* **Data provided**
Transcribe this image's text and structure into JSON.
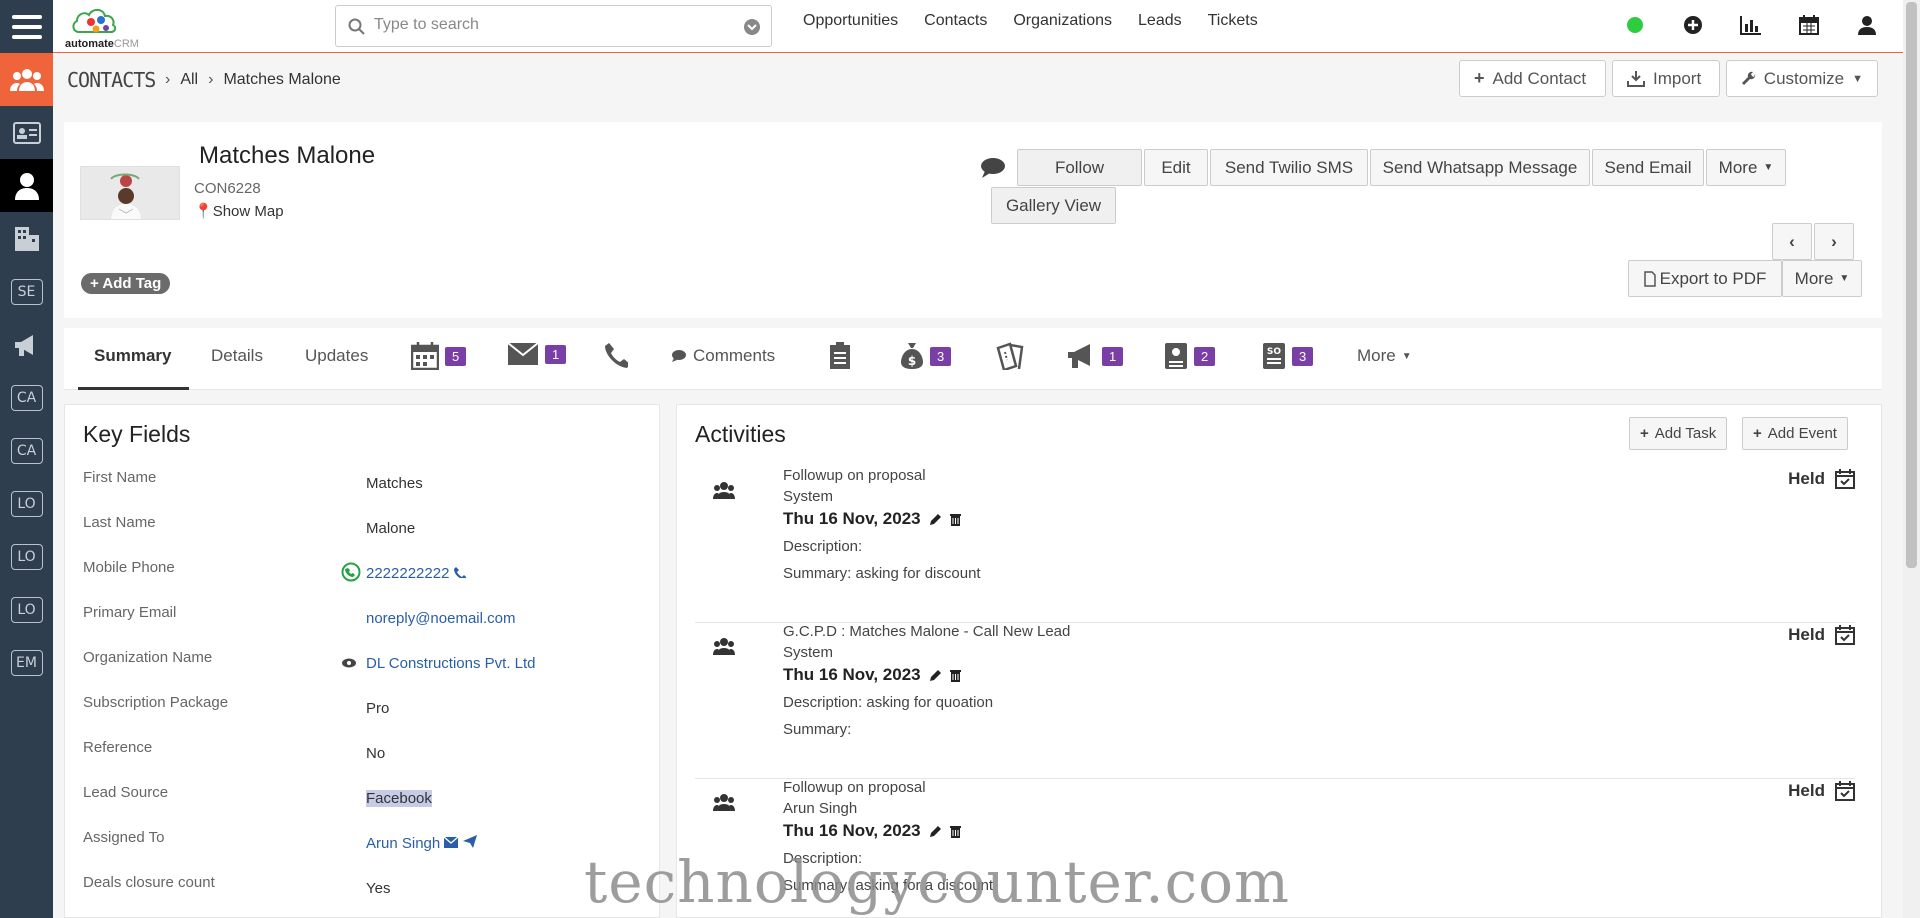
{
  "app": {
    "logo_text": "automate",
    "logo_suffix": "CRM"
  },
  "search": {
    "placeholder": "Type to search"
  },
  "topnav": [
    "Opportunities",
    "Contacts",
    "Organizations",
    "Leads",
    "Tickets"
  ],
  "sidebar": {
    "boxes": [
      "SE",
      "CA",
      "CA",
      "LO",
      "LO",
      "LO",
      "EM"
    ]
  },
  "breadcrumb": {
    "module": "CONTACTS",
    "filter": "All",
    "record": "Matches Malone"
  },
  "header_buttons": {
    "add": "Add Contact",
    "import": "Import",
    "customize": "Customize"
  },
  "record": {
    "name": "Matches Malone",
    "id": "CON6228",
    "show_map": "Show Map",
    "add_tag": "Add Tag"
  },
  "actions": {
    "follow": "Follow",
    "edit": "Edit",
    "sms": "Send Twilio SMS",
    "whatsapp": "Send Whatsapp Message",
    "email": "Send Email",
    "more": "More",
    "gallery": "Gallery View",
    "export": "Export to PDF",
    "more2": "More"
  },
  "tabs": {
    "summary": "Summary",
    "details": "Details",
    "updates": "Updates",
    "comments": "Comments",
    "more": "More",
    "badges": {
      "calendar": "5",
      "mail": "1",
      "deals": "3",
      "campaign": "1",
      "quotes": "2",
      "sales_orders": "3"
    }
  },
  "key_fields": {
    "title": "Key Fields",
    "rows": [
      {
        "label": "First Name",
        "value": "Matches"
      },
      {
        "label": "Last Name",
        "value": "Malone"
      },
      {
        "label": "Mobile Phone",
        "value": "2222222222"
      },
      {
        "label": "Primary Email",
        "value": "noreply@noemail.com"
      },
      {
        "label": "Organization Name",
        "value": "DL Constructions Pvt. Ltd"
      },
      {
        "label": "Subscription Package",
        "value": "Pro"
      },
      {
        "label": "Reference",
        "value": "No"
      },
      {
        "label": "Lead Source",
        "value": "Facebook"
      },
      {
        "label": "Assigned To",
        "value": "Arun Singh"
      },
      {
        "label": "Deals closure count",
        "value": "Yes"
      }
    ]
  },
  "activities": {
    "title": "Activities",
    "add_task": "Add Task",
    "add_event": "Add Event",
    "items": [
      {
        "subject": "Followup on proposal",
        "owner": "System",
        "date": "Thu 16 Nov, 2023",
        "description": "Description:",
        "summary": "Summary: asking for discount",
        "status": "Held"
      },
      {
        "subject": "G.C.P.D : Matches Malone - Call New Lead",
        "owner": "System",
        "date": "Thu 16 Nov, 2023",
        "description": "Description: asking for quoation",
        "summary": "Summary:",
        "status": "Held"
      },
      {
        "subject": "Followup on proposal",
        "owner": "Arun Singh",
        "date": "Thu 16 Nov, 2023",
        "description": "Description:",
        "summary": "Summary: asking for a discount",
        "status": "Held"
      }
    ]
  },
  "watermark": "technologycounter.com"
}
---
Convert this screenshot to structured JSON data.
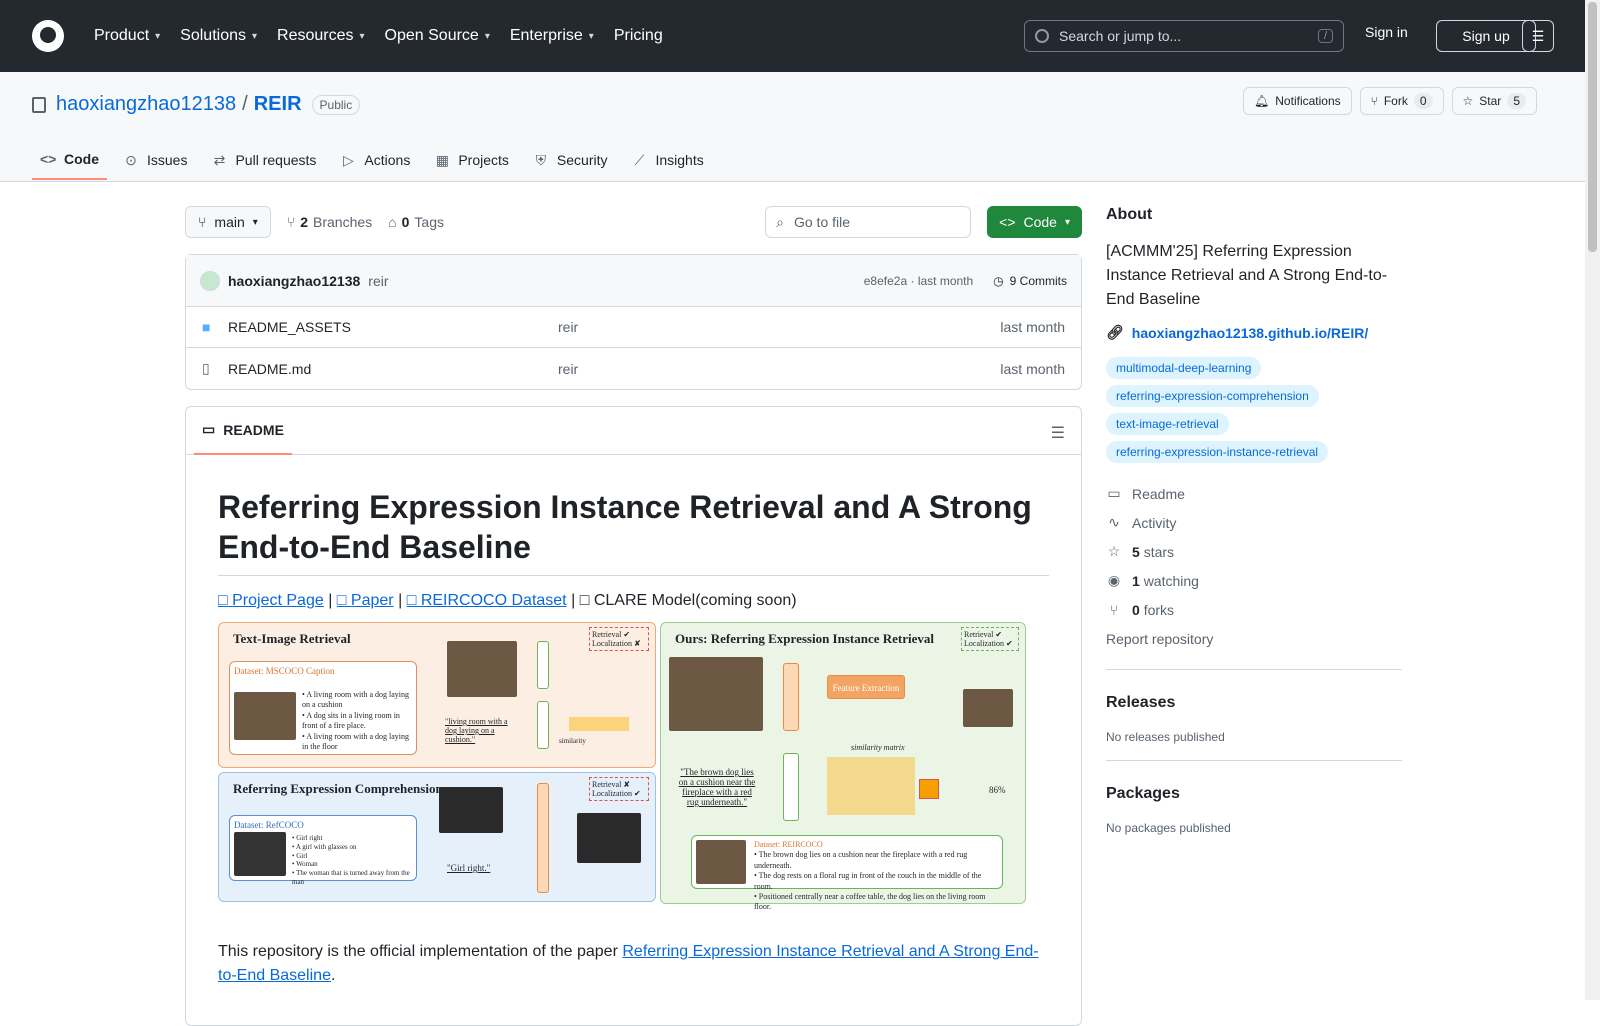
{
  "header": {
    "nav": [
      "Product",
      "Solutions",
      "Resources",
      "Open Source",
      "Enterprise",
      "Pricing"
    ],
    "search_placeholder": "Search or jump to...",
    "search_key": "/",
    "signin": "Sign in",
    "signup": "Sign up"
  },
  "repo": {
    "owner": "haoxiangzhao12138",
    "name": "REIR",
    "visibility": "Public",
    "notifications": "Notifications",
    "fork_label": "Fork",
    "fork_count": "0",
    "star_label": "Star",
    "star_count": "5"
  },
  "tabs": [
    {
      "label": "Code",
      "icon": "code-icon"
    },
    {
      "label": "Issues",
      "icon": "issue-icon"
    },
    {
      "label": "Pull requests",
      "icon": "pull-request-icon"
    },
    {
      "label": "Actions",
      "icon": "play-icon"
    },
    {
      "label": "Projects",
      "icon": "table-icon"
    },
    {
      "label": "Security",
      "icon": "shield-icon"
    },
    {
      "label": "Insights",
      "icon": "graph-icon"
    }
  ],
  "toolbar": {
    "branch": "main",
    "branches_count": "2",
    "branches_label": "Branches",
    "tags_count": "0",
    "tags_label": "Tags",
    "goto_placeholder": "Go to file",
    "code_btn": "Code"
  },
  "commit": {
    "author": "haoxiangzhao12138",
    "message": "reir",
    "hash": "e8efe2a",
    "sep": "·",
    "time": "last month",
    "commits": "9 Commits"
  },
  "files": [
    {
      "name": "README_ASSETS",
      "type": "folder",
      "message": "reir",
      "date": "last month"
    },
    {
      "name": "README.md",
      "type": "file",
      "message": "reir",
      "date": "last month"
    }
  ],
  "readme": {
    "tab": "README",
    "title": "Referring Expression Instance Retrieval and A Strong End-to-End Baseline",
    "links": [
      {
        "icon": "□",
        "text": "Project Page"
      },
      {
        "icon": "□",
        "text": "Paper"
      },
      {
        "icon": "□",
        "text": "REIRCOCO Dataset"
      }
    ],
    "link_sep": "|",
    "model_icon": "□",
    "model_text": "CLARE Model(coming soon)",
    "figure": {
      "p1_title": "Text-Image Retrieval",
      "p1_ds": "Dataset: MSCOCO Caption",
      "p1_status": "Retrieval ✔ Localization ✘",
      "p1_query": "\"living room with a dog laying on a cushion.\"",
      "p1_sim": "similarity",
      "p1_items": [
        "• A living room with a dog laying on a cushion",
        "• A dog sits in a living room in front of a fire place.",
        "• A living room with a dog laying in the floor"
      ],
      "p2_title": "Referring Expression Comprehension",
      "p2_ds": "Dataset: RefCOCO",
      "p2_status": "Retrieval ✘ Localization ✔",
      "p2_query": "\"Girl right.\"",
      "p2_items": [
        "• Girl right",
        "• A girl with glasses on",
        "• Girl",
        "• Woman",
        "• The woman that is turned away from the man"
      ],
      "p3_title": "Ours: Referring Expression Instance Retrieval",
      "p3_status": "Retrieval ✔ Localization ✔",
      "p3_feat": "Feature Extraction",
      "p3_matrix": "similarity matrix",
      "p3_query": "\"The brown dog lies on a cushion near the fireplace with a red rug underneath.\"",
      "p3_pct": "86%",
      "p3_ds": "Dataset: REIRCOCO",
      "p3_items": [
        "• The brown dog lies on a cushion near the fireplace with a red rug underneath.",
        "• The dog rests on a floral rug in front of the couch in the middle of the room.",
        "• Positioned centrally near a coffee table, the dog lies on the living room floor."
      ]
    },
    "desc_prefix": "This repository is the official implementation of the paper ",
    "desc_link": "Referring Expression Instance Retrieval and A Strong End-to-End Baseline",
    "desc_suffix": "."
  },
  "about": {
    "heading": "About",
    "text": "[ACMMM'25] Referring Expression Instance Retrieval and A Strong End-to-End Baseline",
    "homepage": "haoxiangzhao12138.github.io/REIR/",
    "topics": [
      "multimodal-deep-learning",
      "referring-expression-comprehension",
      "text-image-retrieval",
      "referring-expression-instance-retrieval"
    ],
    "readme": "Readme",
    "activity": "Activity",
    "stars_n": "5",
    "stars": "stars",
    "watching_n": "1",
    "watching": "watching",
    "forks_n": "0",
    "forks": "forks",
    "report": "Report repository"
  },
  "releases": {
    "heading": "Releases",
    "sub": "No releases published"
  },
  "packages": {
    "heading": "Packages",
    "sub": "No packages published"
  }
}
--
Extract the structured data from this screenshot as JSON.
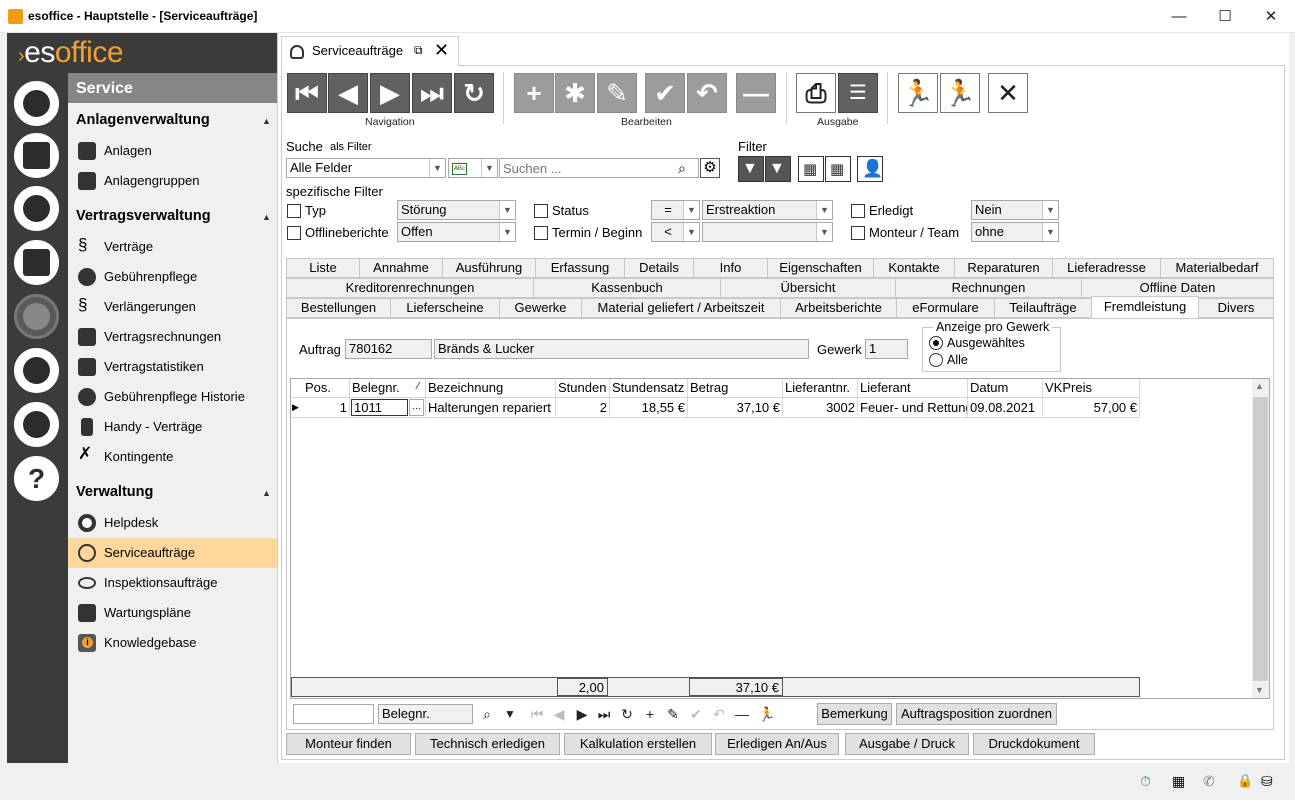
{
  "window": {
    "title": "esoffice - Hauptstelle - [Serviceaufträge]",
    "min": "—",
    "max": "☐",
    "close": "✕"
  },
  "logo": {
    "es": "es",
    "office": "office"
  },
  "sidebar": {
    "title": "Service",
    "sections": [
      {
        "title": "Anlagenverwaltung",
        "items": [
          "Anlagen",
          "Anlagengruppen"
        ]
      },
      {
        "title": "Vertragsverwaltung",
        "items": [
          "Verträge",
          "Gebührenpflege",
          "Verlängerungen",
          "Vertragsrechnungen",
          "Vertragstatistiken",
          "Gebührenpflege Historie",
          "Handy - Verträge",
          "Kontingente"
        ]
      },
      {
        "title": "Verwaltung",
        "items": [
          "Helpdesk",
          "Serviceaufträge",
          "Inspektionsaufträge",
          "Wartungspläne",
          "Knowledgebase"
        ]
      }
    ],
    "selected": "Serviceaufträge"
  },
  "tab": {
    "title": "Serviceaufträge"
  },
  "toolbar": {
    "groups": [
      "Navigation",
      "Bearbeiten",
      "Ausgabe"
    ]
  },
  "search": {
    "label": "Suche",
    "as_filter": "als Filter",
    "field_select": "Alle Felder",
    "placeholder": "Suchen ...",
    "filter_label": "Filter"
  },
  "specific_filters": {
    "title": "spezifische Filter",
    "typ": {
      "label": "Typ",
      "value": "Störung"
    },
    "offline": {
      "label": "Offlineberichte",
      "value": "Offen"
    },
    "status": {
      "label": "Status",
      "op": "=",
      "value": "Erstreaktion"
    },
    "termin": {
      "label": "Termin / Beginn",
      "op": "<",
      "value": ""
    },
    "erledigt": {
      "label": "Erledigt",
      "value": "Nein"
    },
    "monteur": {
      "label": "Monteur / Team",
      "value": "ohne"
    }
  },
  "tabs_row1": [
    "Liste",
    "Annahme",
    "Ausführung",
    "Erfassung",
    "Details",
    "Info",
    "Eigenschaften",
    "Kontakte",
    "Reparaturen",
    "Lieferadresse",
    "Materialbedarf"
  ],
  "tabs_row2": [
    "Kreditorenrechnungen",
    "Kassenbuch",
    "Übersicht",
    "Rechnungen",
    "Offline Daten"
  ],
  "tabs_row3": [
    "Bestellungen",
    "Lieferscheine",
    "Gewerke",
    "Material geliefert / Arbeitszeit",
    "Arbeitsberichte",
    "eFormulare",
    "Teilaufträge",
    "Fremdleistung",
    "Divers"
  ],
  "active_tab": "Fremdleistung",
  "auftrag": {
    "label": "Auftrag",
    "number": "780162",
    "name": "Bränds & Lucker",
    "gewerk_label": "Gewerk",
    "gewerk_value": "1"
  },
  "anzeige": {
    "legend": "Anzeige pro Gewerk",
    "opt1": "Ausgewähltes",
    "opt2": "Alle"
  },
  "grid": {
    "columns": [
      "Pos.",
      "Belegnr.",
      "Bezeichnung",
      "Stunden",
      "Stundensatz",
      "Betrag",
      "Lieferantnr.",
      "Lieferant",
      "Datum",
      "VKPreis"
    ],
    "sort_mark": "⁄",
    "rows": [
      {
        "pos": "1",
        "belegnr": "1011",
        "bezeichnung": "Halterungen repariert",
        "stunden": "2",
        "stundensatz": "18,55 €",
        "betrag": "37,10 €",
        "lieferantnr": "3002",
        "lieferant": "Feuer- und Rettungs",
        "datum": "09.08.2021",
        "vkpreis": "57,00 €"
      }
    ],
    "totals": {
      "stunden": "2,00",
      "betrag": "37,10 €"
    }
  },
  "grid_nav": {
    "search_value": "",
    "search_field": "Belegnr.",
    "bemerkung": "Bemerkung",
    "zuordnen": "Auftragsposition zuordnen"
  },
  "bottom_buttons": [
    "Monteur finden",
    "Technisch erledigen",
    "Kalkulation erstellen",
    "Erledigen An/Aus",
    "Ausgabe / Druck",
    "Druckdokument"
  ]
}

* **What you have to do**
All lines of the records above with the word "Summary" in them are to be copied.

* **Output for this task**
    "summary": "Summary",
        "summary": "Summary: asking for discount",
        "summary": "Summary:",
        "summary": "Summary: asking for a discount",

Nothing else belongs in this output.